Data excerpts
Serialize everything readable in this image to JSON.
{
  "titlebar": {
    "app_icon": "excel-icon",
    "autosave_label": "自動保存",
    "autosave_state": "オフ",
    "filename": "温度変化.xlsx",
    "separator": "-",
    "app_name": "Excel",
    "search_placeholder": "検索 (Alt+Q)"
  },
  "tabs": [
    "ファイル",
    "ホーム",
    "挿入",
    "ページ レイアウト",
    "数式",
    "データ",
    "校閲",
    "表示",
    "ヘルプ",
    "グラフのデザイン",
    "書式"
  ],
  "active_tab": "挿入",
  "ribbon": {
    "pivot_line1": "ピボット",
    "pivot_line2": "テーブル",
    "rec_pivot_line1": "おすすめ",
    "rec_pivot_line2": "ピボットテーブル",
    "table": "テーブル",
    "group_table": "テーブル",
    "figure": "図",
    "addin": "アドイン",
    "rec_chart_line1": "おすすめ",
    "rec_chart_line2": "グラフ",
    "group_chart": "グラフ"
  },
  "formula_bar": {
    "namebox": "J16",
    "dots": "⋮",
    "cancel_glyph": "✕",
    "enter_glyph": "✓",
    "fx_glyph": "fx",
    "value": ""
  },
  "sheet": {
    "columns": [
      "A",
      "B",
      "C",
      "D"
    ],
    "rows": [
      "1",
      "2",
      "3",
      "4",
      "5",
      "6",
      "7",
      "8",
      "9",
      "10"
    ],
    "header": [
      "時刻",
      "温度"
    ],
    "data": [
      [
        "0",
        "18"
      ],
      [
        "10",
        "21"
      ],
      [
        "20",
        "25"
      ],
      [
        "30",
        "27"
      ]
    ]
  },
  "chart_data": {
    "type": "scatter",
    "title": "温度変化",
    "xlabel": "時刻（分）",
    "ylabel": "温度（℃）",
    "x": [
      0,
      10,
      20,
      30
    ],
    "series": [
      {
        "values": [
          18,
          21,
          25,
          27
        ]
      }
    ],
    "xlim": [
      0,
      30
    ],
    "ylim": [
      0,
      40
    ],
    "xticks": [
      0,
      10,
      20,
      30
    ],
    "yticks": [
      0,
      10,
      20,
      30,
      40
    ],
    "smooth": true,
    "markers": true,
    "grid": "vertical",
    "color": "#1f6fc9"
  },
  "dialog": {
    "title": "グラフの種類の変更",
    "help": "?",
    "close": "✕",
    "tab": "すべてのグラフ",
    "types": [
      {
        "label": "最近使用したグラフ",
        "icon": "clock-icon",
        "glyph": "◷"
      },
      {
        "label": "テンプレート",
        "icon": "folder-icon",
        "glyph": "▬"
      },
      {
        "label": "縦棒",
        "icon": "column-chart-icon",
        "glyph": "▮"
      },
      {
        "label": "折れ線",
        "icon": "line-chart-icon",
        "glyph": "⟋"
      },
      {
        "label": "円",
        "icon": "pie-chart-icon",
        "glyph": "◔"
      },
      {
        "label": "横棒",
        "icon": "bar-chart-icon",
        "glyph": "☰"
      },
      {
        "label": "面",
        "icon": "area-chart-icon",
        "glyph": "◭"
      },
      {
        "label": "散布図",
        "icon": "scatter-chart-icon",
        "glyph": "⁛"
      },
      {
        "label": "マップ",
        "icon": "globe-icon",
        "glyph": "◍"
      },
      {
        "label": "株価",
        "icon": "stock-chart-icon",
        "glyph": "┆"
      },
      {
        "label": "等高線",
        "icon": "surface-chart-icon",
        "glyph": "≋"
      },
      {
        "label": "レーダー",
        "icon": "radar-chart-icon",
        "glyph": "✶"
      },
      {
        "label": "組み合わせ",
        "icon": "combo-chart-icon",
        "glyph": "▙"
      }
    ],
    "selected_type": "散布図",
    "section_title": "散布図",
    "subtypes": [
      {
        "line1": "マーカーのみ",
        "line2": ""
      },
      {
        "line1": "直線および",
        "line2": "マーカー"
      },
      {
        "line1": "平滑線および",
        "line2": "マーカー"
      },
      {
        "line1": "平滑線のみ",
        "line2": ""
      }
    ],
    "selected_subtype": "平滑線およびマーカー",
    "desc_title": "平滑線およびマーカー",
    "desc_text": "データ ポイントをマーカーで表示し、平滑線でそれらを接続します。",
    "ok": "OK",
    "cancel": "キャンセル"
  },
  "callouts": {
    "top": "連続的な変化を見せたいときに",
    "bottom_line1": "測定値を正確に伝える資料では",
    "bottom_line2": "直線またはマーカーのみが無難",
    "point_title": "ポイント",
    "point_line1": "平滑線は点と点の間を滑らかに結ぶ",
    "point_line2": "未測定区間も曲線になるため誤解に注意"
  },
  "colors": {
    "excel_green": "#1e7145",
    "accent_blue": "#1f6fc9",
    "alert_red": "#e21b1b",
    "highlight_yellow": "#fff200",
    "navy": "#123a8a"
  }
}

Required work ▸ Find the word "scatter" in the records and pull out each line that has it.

Problem solution ▸
    "type": "scatter",
        "icon": "scatter-chart-icon",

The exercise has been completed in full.